In the beginning, the city had a high thick wall of stone that rose to the great sky. Its gates were beautiful with ornate, calligraphic signs. When times of wealth came, the princes, princesses, merchants, and even a few priests and lawyers, proposed the destruction of the wall. The main argument was that it might look threatening and exclusive. It would be an impediment to trade, diplomacy, and prestige. Nobody should fear the city, they reasoned. Through various machinations, legitimate and illegitimate devices, they managed to convince the citizens to tear down the wall and recycle the stones. The work was difficult and dangerous. Collapsing segments of the ramparts destroyed many houses, killing all within, and some districts even became divided by partitions of fallen rubble. There were riots. Eventually, all of the debris was cleared, the riots were quelled, and the outer wall vanished from history without a trace. Within a generation, the city itself was almost deserted. There were several reasons for this. First, travelers, bankers and traders were afraid to stay in a city without walls, and so commerce dwindled. Secondly, the destruction of the wall had destabilized the very foundations of the city. Many houses sank or caved in. Lastly, there was the weathering, which the wall had formerly slowed. The city did not fall to invaders, as some had thought. Without walls, it just crumbled and faded into dust, like a boneless dead fish in a dried out land.

The Caravans

One of the assassins was entrusted with leading an armed caravan into the deserts. Perhaps it was to stalk and kill an escaped conspirator, perhaps it was to escape a conspiracy or a trial, or perhaps it was a secret mission to better determine the way of the sands and clouds, the history of his nation, the possibilities of empire and the nature of trade routes. The caravan took up its arms, tools, merchandise and machines and departed for the dry oblivion. As they drifted deeper into the soft dunes and burning blue sky, the assassin felt that they were transforming into a song. The caravan was a strong and strange piece of music. Lost in ecstasy, he did not notice the approach of the sandstorm. All of the warriors and camels, except for the assassin, were buried alive. The assassin made his way to a desolate oasis and survived for many years on water, wild grains, and non-integers of birds. One day, a caravan stopped at the oasis and found the bewildered survivor. The travelers decided to take him along. As they crossed the wastes, the assassin spoke of all that he had learned of clouds, sands, and little creatures. When the caravan arrived back in civilization, the assassin learned that his language, nation and cities were no more. Other caravans were departing for newer cities and different times and places, with stronger and stranger music. Lost, the assassin made haste to join their sand-blasted journeys into oblivion.

The Ambassador

The visitor apologized and bowed deeply before the sumptuous banquet, claiming that it was not his custom to eat the flesh of beasts but only the flesh of humans. The empress, courtesans, warriors and scholars looked at one another with great embarassment, and then sank their daggers into their necks. Awed at their generosity, the ambassador began to feast, and feasted for one hundred days.

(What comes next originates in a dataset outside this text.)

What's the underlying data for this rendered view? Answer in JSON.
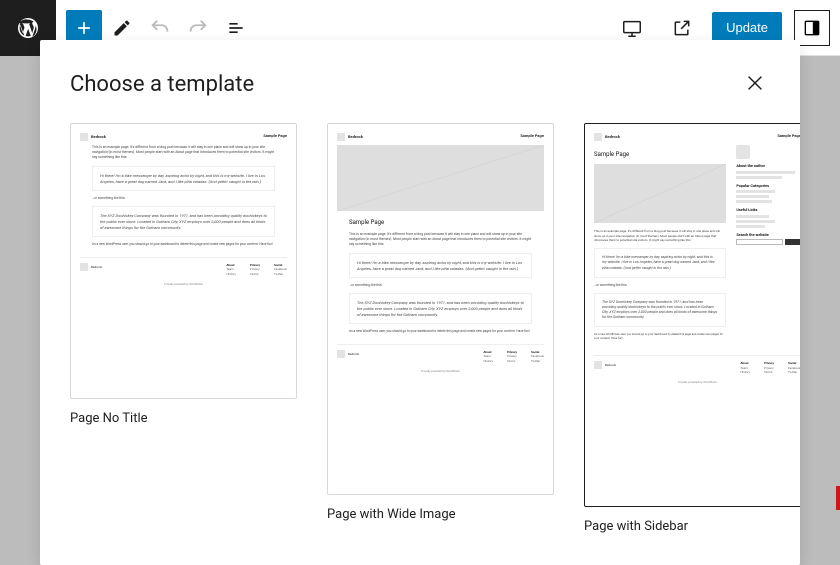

When he had eaten and drunk, he concluded that it would be most fortunate to trade with this empire, and clapped his hands thrice to summon a scribe or diplomat. Nobody answered, for the palace was empty and quickly filling with sand.